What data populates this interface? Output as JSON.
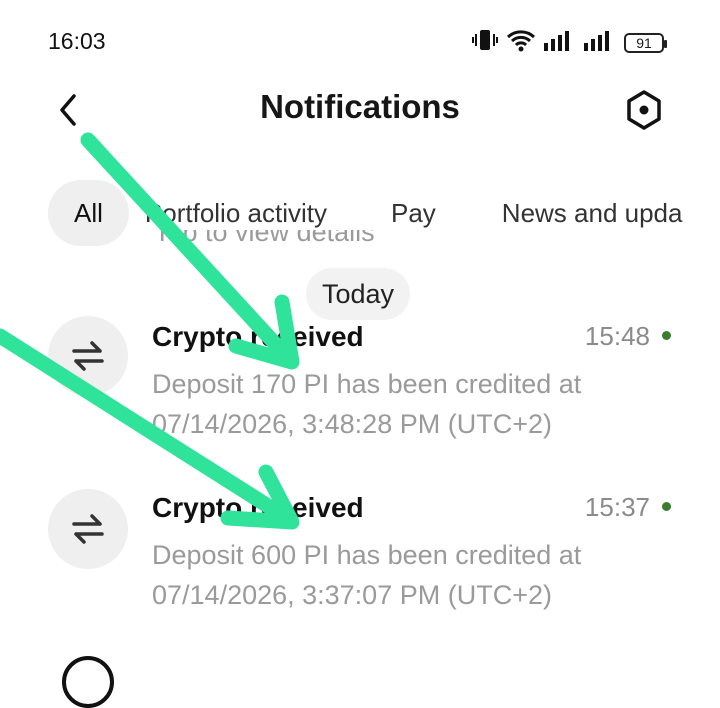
{
  "status_bar": {
    "time": "16:03",
    "battery": "91"
  },
  "header": {
    "title": "Notifications"
  },
  "tabs": [
    {
      "label": "All",
      "active": true
    },
    {
      "label": "Portfolio activity"
    },
    {
      "label": "Pay"
    },
    {
      "label": "News and upda"
    }
  ],
  "cutoff_text": "Tap to view details",
  "section": {
    "label": "Today"
  },
  "notifications": [
    {
      "title": "Crypto received",
      "time": "15:48",
      "description": "Deposit 170 PI has been credited at 07/14/2026, 3:48:28 PM (UTC+2)"
    },
    {
      "title": "Crypto received",
      "time": "15:37",
      "description": "Deposit 600 PI has been credited at 07/14/2026, 3:37:07 PM (UTC+2)"
    }
  ],
  "colors": {
    "arrow": "#2fe39a",
    "unread_dot": "#3a7d2c",
    "pill_bg": "#efefef"
  },
  "icons": [
    "back-icon",
    "settings-icon",
    "transfer-icon",
    "vibrate-icon",
    "wifi-icon",
    "signal-icon",
    "battery-icon"
  ]
}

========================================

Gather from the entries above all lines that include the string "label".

      "label": "All",
      "label": "Portfolio activity"
      "label": "Pay"
      "label": "News and upda"
    "label": "Today"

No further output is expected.